For many people in the workplace, how to deal with a boss that does not like you is a necessary piece of survival information. They may have their dream job, in a field they are qualified for, make excellent pay, and have healthy workplace friendships, but having a boss that hates you can certainly sour the day-to-day working experience.
It truly is amazing how much our boss’s opinion of us can affect our workday, or our career entirely. Although we often pretend to be secure and self-confident, the truth is often that one insult from our boss can wreck our entire day. Conversely, the right affirmation from a supervisor can be a key motivating tactic for many employees.
But too often, people get stuck with a manager that is less than fond of them, and have to figure out how to deal with a boss that does not like you. In these instances, there are a few tidbits to remember in order to avoid going completely insane and disgruntled.
Whenever possible, simply minimize contact in order to deal with a boss that does not like you. Although this tactic is not possible for many, such as those with close one-on-one teams that require frequent (if not constant) face-to-face contact throughout the day, it is the ideal to be achieved if it can be. After all, even if your boss absolutely hates you, if you give him or her less opportunities to display this hatred, it can be muted to a non-factor in your workday.

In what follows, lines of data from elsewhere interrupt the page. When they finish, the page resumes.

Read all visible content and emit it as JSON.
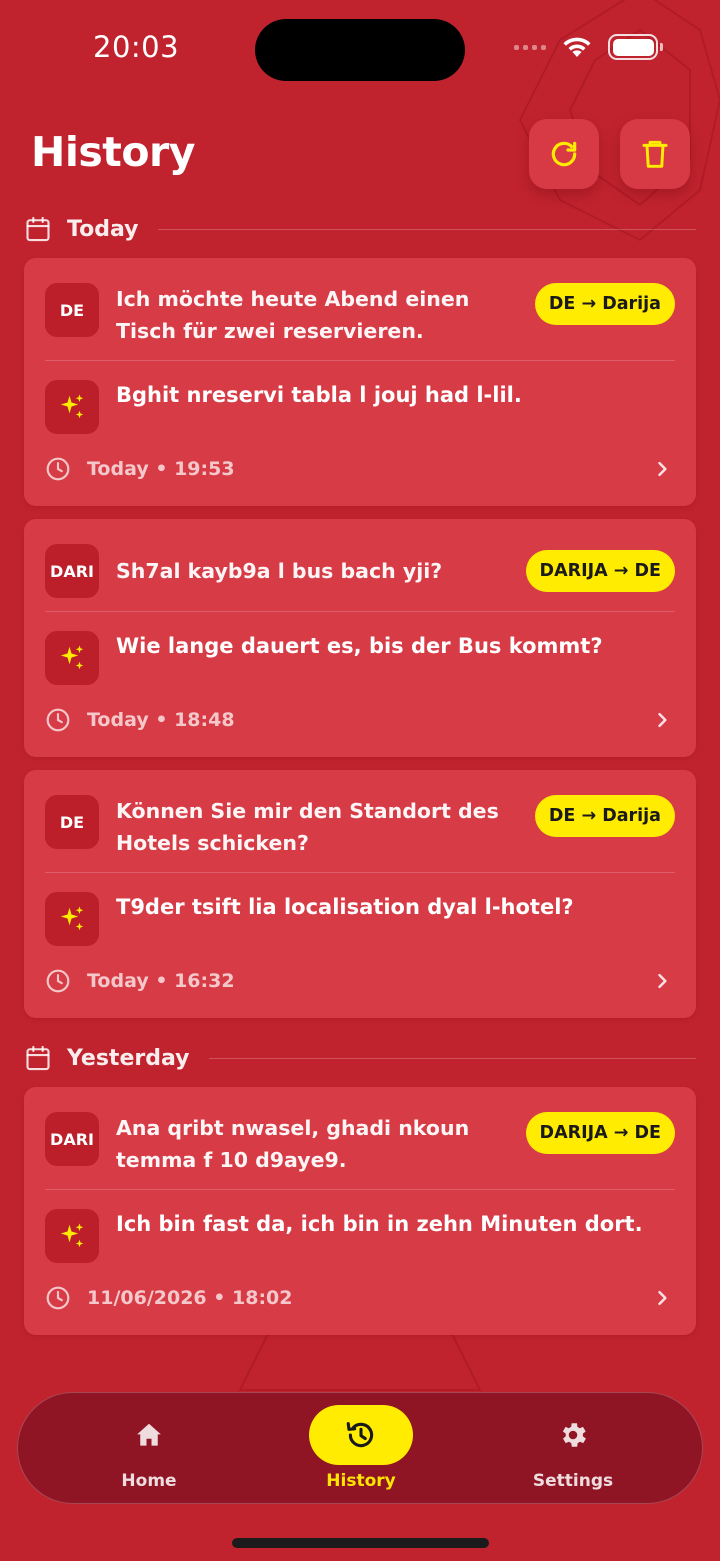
{
  "status_bar": {
    "time": "20:03",
    "icons": [
      "signal-icon",
      "wifi-icon",
      "battery-icon"
    ]
  },
  "header": {
    "title": "History",
    "actions": [
      {
        "name": "refresh",
        "icon": "refresh-icon"
      },
      {
        "name": "delete-all",
        "icon": "trash-icon"
      }
    ]
  },
  "sections": [
    {
      "label": "Today",
      "icon": "calendar-icon",
      "items": [
        {
          "lang_badge": "DE",
          "source": "Ich möchte heute Abend einen Tisch für zwei reservieren.",
          "direction": "DE → Darija",
          "translation": "Bghit nreservi tabla l jouj had l-lil.",
          "timestamp": "Today • 19:53"
        },
        {
          "lang_badge": "DARI",
          "source": "Sh7al kayb9a l bus bach yji?",
          "direction": "DARIJA → DE",
          "translation": "Wie lange dauert es, bis der Bus kommt?",
          "timestamp": "Today • 18:48"
        },
        {
          "lang_badge": "DE",
          "source": "Können Sie mir den Standort des Hotels schicken?",
          "direction": "DE → Darija",
          "translation": "T9der tsift lia localisation dyal l-hotel?",
          "timestamp": "Today • 16:32"
        }
      ]
    },
    {
      "label": "Yesterday",
      "icon": "calendar-icon",
      "items": [
        {
          "lang_badge": "DARI",
          "source": "Ana qribt nwasel, ghadi nkoun temma f 10 d9aye9.",
          "direction": "DARIJA → DE",
          "translation": "Ich bin fast da, ich bin in zehn Minuten dort.",
          "timestamp": "11/06/2026 • 18:02"
        }
      ]
    }
  ],
  "bottom_nav": {
    "items": [
      {
        "label": "Home",
        "icon": "home-icon",
        "active": false
      },
      {
        "label": "History",
        "icon": "history-icon",
        "active": true
      },
      {
        "label": "Settings",
        "icon": "gear-icon",
        "active": false
      }
    ]
  },
  "colors": {
    "background": "#c1232e",
    "card": "#d73b46",
    "badge": "#bc1f2a",
    "accent_yellow": "#ffec00",
    "nav_background": "#8f1424"
  }
}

Dealing with a boss that does not like you can be a challenge, but is not necessarily an irreversible situation. Some bosses may dislike you for petty reasons such as a difference of opinion on an issue, or they may have judged you prematurely based on a bad day you had or an aspect of your personality. Though it may appear to be a brown-nosing technique, learning your boss’s likes and dislikes, then subtly altering your workday habits accordingly, can pay off big dividends when your boss slowly begins to like you.
Yet, in the end, the most that can be asked of a worker is to do a high-quality job at an efficient pace that meets organizational goals. If you are performing at an excellent level in all aspects, then your boss should naturally be inclined to be fond of you as an employee. However, if you are doing an outstanding job yet your boss still dislikes you, then you can at least rest in the assurance that it is a matter of your supervisor being irrational, and no true fault of your own.
Having a boss that does not like you is one of life’s many undesirable quirks that happens to most people at some point, much like car accidents or a violent bout of vomiting. And just like these other unfortunate circumstances, there are steps you can take to minimize its consequences, even if you are unable to altogether prevent or escape them.